The practice of mirroring widely discussed in  Neural Linguistic Programming  as a way to create quicker bonds with other people. It has application not merely in sales as a way to motivate buying, but applies to us in our everyday live dealing with other people. It has application to trial lawyers regarding their clients, interviewing people and in our trials, particularly jury selection.

Another concept that applies to sales is  the expectations people have  of us based upon how they picture our role or who we are. They expect their physician  to be wearing a white coat with a stethoscope around his or her neck  or the  military person to be in a uniform. In sales people have a idea about how a credible and trustworthy sales person should dress and act.  We need to be consistent with their expectations unless we are trying to be disruptive  or make a point. That means as  trial lawyers we should dress and act like people who are authoritative as well as professional. We need to talk and act like people who are credible and trustworthy. We  need to meet the expectations people have professionals who are honest and trustworthy. We need to be congruent with their expectations.

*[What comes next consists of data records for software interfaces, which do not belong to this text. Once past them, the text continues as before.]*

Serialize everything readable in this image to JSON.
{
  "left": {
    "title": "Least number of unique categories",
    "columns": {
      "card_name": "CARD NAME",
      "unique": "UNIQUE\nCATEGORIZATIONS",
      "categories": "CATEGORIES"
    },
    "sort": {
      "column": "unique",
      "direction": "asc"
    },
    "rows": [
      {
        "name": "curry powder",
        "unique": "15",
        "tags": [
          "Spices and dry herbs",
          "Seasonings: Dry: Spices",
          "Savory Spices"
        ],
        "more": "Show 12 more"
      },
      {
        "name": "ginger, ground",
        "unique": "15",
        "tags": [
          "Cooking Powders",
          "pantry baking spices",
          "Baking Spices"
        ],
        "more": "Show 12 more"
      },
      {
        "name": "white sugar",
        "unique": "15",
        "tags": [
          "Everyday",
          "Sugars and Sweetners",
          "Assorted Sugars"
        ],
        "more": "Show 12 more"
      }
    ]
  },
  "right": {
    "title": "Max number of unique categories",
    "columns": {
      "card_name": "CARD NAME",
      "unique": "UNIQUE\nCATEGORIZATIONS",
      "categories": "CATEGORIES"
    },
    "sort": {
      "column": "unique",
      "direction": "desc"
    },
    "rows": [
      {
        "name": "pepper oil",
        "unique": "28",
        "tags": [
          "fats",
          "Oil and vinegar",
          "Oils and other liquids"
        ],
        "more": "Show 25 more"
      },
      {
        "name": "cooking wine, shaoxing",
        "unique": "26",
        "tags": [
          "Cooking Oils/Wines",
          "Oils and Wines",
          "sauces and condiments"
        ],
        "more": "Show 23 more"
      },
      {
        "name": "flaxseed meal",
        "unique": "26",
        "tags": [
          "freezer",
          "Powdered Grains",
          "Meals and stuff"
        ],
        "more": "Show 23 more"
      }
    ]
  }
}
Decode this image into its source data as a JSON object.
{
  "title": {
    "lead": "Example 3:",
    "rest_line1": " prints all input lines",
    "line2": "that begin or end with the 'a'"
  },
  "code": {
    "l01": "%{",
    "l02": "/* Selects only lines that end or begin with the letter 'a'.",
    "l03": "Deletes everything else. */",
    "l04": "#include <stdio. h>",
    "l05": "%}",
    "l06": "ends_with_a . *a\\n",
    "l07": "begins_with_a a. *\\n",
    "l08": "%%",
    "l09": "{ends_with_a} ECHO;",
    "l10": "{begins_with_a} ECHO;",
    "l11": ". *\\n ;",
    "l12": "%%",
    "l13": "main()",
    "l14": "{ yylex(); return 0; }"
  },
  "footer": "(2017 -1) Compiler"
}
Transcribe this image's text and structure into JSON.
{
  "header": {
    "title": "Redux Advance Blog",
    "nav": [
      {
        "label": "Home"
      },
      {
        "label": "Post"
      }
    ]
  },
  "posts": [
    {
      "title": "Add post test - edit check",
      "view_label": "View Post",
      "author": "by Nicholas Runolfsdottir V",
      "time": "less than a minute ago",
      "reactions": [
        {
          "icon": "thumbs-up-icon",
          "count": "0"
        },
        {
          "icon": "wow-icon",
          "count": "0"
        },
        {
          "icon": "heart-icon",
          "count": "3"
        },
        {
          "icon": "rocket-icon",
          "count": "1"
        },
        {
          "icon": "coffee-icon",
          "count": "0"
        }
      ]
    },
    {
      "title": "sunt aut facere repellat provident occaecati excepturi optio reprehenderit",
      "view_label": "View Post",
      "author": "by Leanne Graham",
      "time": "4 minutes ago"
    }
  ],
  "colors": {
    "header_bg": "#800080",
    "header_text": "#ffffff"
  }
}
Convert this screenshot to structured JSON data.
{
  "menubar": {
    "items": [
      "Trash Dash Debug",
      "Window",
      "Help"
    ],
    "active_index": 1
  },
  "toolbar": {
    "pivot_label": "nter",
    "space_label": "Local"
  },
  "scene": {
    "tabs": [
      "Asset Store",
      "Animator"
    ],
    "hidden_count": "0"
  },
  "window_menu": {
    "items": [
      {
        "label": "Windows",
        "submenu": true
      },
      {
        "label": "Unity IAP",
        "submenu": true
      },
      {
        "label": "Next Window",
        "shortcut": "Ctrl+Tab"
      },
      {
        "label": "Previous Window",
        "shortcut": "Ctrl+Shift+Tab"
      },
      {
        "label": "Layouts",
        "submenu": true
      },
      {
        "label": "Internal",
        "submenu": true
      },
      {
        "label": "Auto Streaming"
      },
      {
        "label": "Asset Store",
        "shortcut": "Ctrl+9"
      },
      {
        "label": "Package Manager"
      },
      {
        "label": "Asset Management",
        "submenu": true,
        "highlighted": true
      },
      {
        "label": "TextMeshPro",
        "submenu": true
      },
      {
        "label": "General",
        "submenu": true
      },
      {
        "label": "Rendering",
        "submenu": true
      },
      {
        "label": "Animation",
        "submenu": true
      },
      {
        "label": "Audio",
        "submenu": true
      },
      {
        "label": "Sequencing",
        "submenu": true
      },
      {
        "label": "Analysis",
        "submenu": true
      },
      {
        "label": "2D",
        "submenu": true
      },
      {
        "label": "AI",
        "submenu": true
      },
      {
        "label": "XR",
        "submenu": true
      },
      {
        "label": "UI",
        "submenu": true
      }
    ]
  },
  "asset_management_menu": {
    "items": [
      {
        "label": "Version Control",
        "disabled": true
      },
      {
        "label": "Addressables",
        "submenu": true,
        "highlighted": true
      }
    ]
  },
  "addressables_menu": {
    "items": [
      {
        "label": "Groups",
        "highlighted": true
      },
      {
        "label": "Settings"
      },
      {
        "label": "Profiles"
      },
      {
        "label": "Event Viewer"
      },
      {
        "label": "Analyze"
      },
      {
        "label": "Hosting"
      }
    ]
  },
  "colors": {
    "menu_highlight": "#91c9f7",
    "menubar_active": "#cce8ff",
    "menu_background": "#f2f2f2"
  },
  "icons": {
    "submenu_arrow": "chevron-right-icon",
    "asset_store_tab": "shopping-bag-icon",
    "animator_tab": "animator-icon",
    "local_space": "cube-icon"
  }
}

Most of these are totally obvious and well known to you and all of us who are in the plaintiff’s trial practice. The reason I have presented them is because I think we can forget that we are really professional sales people who have a product to sell. The product is justice for our clients. Certainly we are bound by a code of professional conduct that those in sales are not bound by, but we still can learn from the basic rules of persuasion and those in the sales field.